▶ _Provided records_:
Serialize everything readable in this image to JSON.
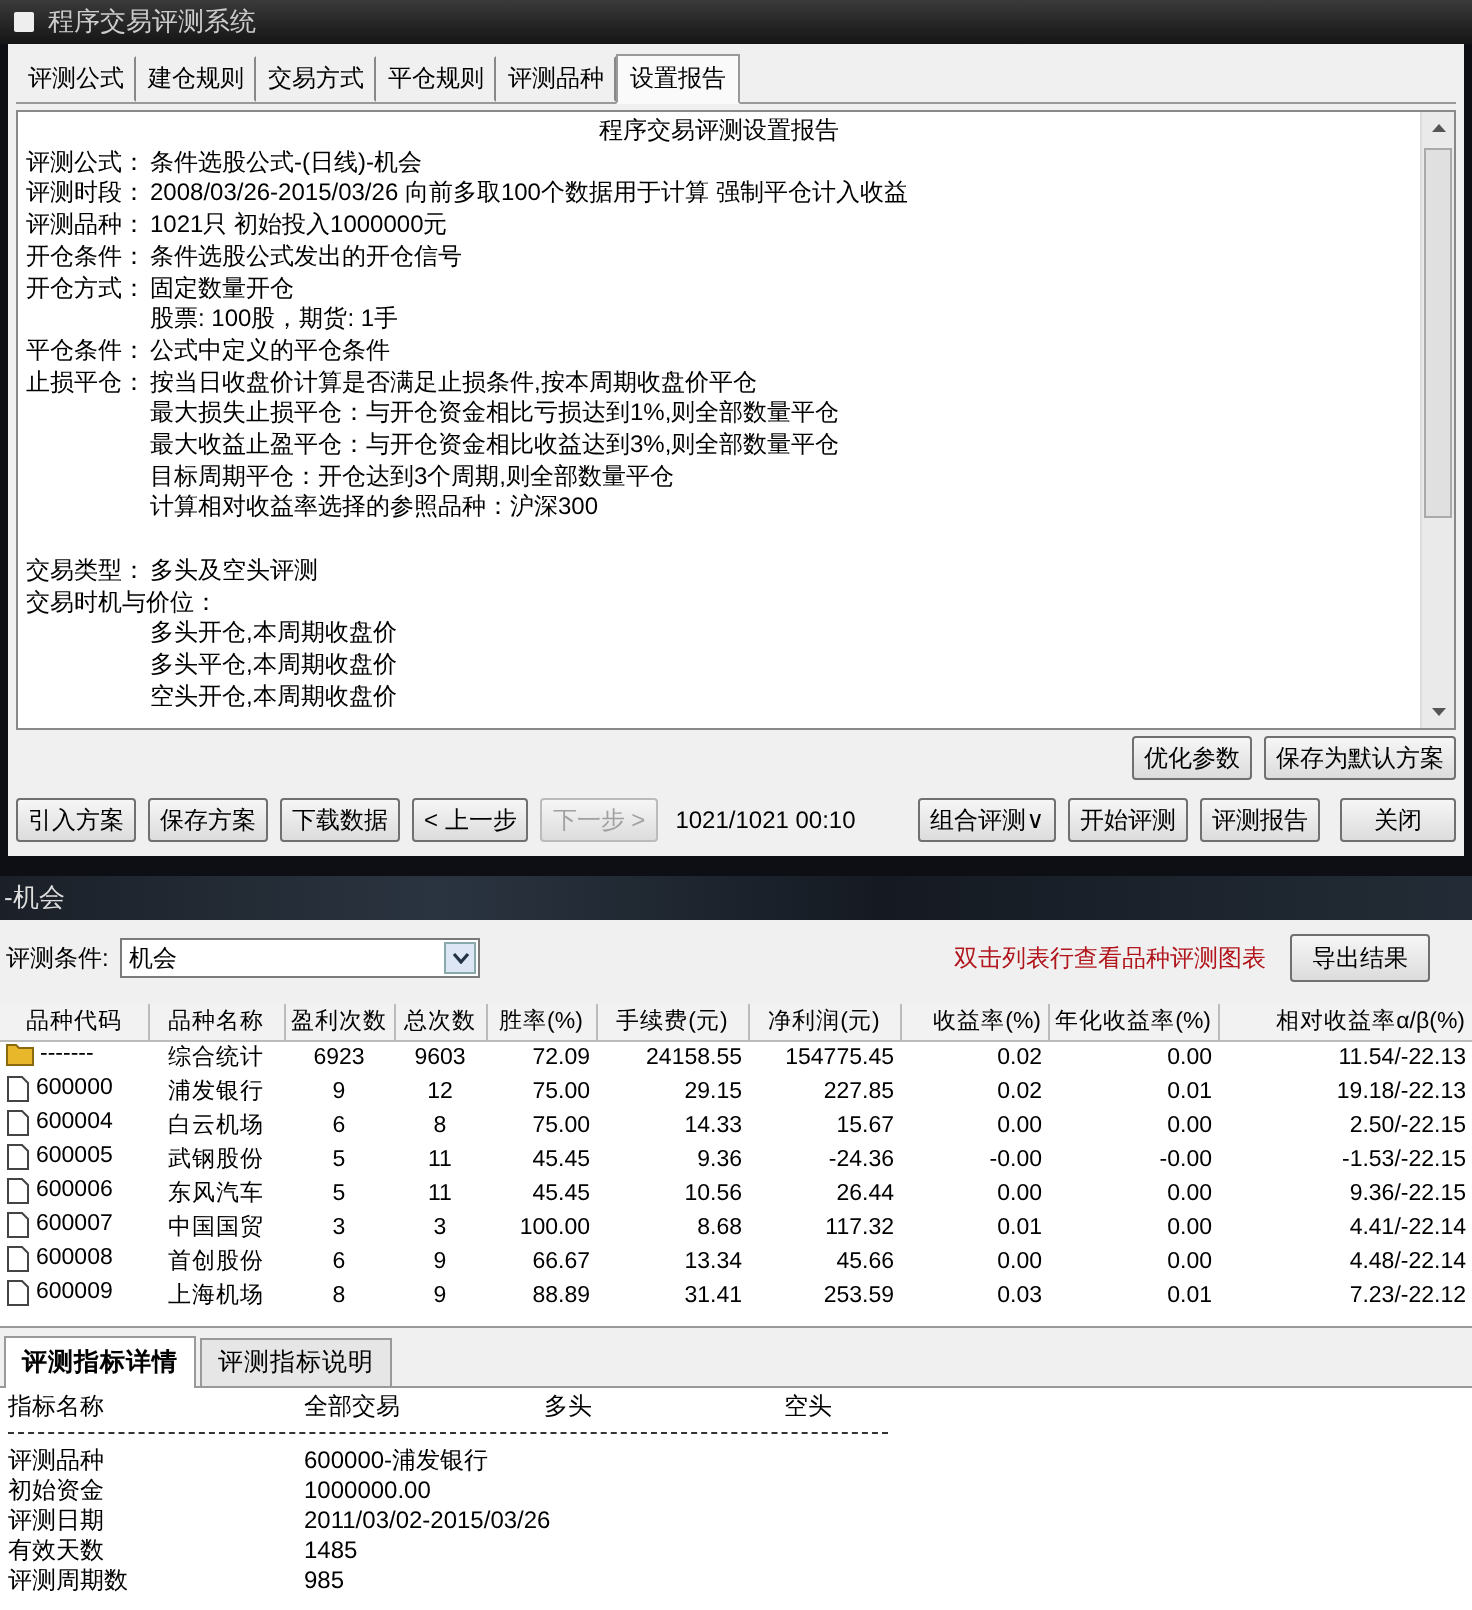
{
  "window": {
    "title": "程序交易评测系统"
  },
  "tabs": [
    {
      "label": "评测公式",
      "selected": false
    },
    {
      "label": "建仓规则",
      "selected": false
    },
    {
      "label": "交易方式",
      "selected": false
    },
    {
      "label": "平仓规则",
      "selected": false
    },
    {
      "label": "评测品种",
      "selected": false
    },
    {
      "label": "设置报告",
      "selected": true
    }
  ],
  "report": {
    "title": "程序交易评测设置报告",
    "entries": [
      {
        "label": "评测公式：",
        "lines": [
          "条件选股公式-(日线)-机会"
        ]
      },
      {
        "label": "评测时段：",
        "lines": [
          "2008/03/26-2015/03/26 向前多取100个数据用于计算 强制平仓计入收益"
        ]
      },
      {
        "label": "评测品种：",
        "lines": [
          "1021只 初始投入1000000元"
        ]
      },
      {
        "label": "开仓条件：",
        "lines": [
          "条件选股公式发出的开仓信号"
        ]
      },
      {
        "label": "开仓方式：",
        "lines": [
          "固定数量开仓",
          "股票: 100股，期货: 1手"
        ]
      },
      {
        "label": "平仓条件：",
        "lines": [
          "公式中定义的平仓条件"
        ]
      },
      {
        "label": "止损平仓：",
        "lines": [
          "按当日收盘价计算是否满足止损条件,按本周期收盘价平仓",
          "最大损失止损平仓：与开仓资金相比亏损达到1%,则全部数量平仓",
          "最大收益止盈平仓：与开仓资金相比收益达到3%,则全部数量平仓",
          "目标周期平仓：开仓达到3个周期,则全部数量平仓",
          "计算相对收益率选择的参照品种：沪深300"
        ]
      },
      {
        "label": "交易类型：",
        "lines": [
          "多头及空头评测"
        ],
        "gap_before": true
      },
      {
        "label": "交易时机与价位：",
        "lines": [
          "多头开仓,本周期收盘价",
          "多头平仓,本周期收盘价",
          "空头开仓,本周期收盘价"
        ],
        "lines_below": true
      }
    ]
  },
  "report_buttons": [
    "优化参数",
    "保存为默认方案"
  ],
  "toolbar": {
    "left_buttons": [
      {
        "label": "引入方案",
        "disabled": false
      },
      {
        "label": "保存方案",
        "disabled": false
      },
      {
        "label": "下载数据",
        "disabled": false
      },
      {
        "label": "< 上一步",
        "disabled": false
      },
      {
        "label": "下一步 >",
        "disabled": true
      }
    ],
    "progress": "1021/1021  00:10",
    "right_buttons": [
      {
        "label": "组合评测∨",
        "disabled": false
      },
      {
        "label": "开始评测",
        "disabled": false
      },
      {
        "label": "评测报告",
        "disabled": false
      },
      {
        "label": "关闭",
        "disabled": false
      }
    ]
  },
  "result_window": {
    "title": "-机会",
    "condition_label": "评测条件:",
    "condition_value": "机会",
    "hint": "双击列表行查看品种评测图表",
    "export_button": "导出结果"
  },
  "table": {
    "columns": [
      "品种代码",
      "品种名称",
      "盈利次数",
      "总次数",
      "胜率(%)",
      "手续费(元)",
      "净利润(元)",
      "收益率(%)",
      "年化收益率(%)",
      "相对收益率α/β(%)"
    ],
    "rows": [
      {
        "kind": "folder",
        "cells": [
          "-------",
          "综合统计",
          "6923",
          "9603",
          "72.09",
          "24158.55",
          "154775.45",
          "0.02",
          "0.00",
          "11.54/-22.13"
        ]
      },
      {
        "kind": "file",
        "cells": [
          "600000",
          "浦发银行",
          "9",
          "12",
          "75.00",
          "29.15",
          "227.85",
          "0.02",
          "0.01",
          "19.18/-22.13"
        ]
      },
      {
        "kind": "file",
        "cells": [
          "600004",
          "白云机场",
          "6",
          "8",
          "75.00",
          "14.33",
          "15.67",
          "0.00",
          "0.00",
          "2.50/-22.15"
        ]
      },
      {
        "kind": "file",
        "cells": [
          "600005",
          "武钢股份",
          "5",
          "11",
          "45.45",
          "9.36",
          "-24.36",
          "-0.00",
          "-0.00",
          "-1.53/-22.15"
        ]
      },
      {
        "kind": "file",
        "cells": [
          "600006",
          "东风汽车",
          "5",
          "11",
          "45.45",
          "10.56",
          "26.44",
          "0.00",
          "0.00",
          "9.36/-22.15"
        ]
      },
      {
        "kind": "file",
        "cells": [
          "600007",
          "中国国贸",
          "3",
          "3",
          "100.00",
          "8.68",
          "117.32",
          "0.01",
          "0.00",
          "4.41/-22.14"
        ]
      },
      {
        "kind": "file",
        "cells": [
          "600008",
          "首创股份",
          "6",
          "9",
          "66.67",
          "13.34",
          "45.66",
          "0.00",
          "0.00",
          "4.48/-22.14"
        ]
      },
      {
        "kind": "file",
        "cells": [
          "600009",
          "上海机场",
          "8",
          "9",
          "88.89",
          "31.41",
          "253.59",
          "0.03",
          "0.01",
          "7.23/-22.12"
        ]
      }
    ]
  },
  "detail_tabs": [
    {
      "label": "评测指标详情",
      "selected": true
    },
    {
      "label": "评测指标说明",
      "selected": false
    }
  ],
  "details": {
    "columns": [
      "指标名称",
      "全部交易",
      "多头",
      "空头"
    ],
    "rows": [
      [
        "评测品种",
        "600000-浦发银行"
      ],
      [
        "初始资金",
        "1000000.00"
      ],
      [
        "评测日期",
        "2011/03/02-2015/03/26"
      ],
      [
        "有效天数",
        "1485"
      ],
      [
        "评测周期数",
        "985"
      ]
    ]
  }
}
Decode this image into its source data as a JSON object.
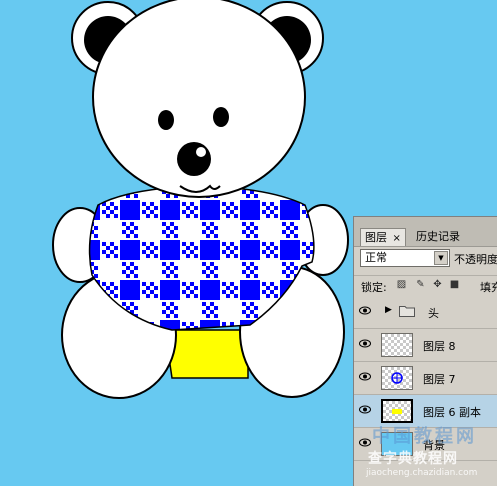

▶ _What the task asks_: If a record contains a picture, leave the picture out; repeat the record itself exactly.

▶ _Written response_:
Serialize everything readable in this image to JSON.
{
  "window": {
    "title": "程序交易评测系统"
  },
  "tabs": [
    {
      "label": "评测公式",
      "selected": false
    },
    {
      "label": "建仓规则",
      "selected": false
    },
    {
      "label": "交易方式",
      "selected": false
    },
    {
      "label": "平仓规则",
      "selected": false
    },
    {
      "label": "评测品种",
      "selected": false
    },
    {
      "label": "设置报告",
      "selected": true
    }
  ],
  "report": {
    "title": "程序交易评测设置报告",
    "entries": [
      {
        "label": "评测公式：",
        "lines": [
          "条件选股公式-(日线)-机会"
        ]
      },
      {
        "label": "评测时段：",
        "lines": [
          "2008/03/26-2015/03/26 向前多取100个数据用于计算 强制平仓计入收益"
        ]
      },
      {
        "label": "评测品种：",
        "lines": [
          "1021只 初始投入1000000元"
        ]
      },
      {
        "label": "开仓条件：",
        "lines": [
          "条件选股公式发出的开仓信号"
        ]
      },
      {
        "label": "开仓方式：",
        "lines": [
          "固定数量开仓",
          "股票: 100股，期货: 1手"
        ]
      },
      {
        "label": "平仓条件：",
        "lines": [
          "公式中定义的平仓条件"
        ]
      },
      {
        "label": "止损平仓：",
        "lines": [
          "按当日收盘价计算是否满足止损条件,按本周期收盘价平仓",
          "最大损失止损平仓：与开仓资金相比亏损达到1%,则全部数量平仓",
          "最大收益止盈平仓：与开仓资金相比收益达到3%,则全部数量平仓",
          "目标周期平仓：开仓达到3个周期,则全部数量平仓",
          "计算相对收益率选择的参照品种：沪深300"
        ]
      },
      {
        "label": "交易类型：",
        "lines": [
          "多头及空头评测"
        ],
        "gap_before": true
      },
      {
        "label": "交易时机与价位：",
        "lines": [
          "多头开仓,本周期收盘价",
          "多头平仓,本周期收盘价",
          "空头开仓,本周期收盘价"
        ],
        "lines_below": true
      }
    ]
  },
  "report_buttons": [
    "优化参数",
    "保存为默认方案"
  ],
  "toolbar": {
    "left_buttons": [
      {
        "label": "引入方案",
        "disabled": false
      },
      {
        "label": "保存方案",
        "disabled": false
      },
      {
        "label": "下载数据",
        "disabled": false
      },
      {
        "label": "< 上一步",
        "disabled": false
      },
      {
        "label": "下一步 >",
        "disabled": true
      }
    ],
    "progress": "1021/1021  00:10",
    "right_buttons": [
      {
        "label": "组合评测∨",
        "disabled": false
      },
      {
        "label": "开始评测",
        "disabled": false
      },
      {
        "label": "评测报告",
        "disabled": false
      },
      {
        "label": "关闭",
        "disabled": false
      }
    ]
  },
  "result_window": {
    "title": "-机会",
    "condition_label": "评测条件:",
    "condition_value": "机会",
    "hint": "双击列表行查看品种评测图表",
    "export_button": "导出结果"
  },
  "table": {
    "columns": [
      "品种代码",
      "品种名称",
      "盈利次数",
      "总次数",
      "胜率(%)",
      "手续费(元)",
      "净利润(元)",
      "收益率(%)",
      "年化收益率(%)",
      "相对收益率α/β(%)"
    ],
    "rows": [
      {
        "kind": "folder",
        "cells": [
          "-------",
          "综合统计",
          "6923",
          "9603",
          "72.09",
          "24158.55",
          "154775.45",
          "0.02",
          "0.00",
          "11.54/-22.13"
        ]
      },
      {
        "kind": "file",
        "cells": [
          "600000",
          "浦发银行",
          "9",
          "12",
          "75.00",
          "29.15",
          "227.85",
          "0.02",
          "0.01",
          "19.18/-22.13"
        ]
      },
      {
        "kind": "file",
        "cells": [
          "600004",
          "白云机场",
          "6",
          "8",
          "75.00",
          "14.33",
          "15.67",
          "0.00",
          "0.00",
          "2.50/-22.15"
        ]
      },
      {
        "kind": "file",
        "cells": [
          "600005",
          "武钢股份",
          "5",
          "11",
          "45.45",
          "9.36",
          "-24.36",
          "-0.00",
          "-0.00",
          "-1.53/-22.15"
        ]
      },
      {
        "kind": "file",
        "cells": [
          "600006",
          "东风汽车",
          "5",
          "11",
          "45.45",
          "10.56",
          "26.44",
          "0.00",
          "0.00",
          "9.36/-22.15"
        ]
      },
      {
        "kind": "file",
        "cells": [
          "600007",
          "中国国贸",
          "3",
          "3",
          "100.00",
          "8.68",
          "117.32",
          "0.01",
          "0.00",
          "4.41/-22.14"
        ]
      },
      {
        "kind": "file",
        "cells": [
          "600008",
          "首创股份",
          "6",
          "9",
          "66.67",
          "13.34",
          "45.66",
          "0.00",
          "0.00",
          "4.48/-22.14"
        ]
      },
      {
        "kind": "file",
        "cells": [
          "600009",
          "上海机场",
          "8",
          "9",
          "88.89",
          "31.41",
          "253.59",
          "0.03",
          "0.01",
          "7.23/-22.12"
        ]
      }
    ]
  },
  "detail_tabs": [
    {
      "label": "评测指标详情",
      "selected": true
    },
    {
      "label": "评测指标说明",
      "selected": false
    }
  ],
  "details": {
    "columns": [
      "指标名称",
      "全部交易",
      "多头",
      "空头"
    ],
    "rows": [
      [
        "评测品种",
        "600000-浦发银行"
      ],
      [
        "初始资金",
        "1000000.00"
      ],
      [
        "评测日期",
        "2011/03/02-2015/03/26"
      ],
      [
        "有效天数",
        "1485"
      ],
      [
        "评测周期数",
        "985"
      ]
    ]
  }
}
Decode this image into its source data as a JSON object.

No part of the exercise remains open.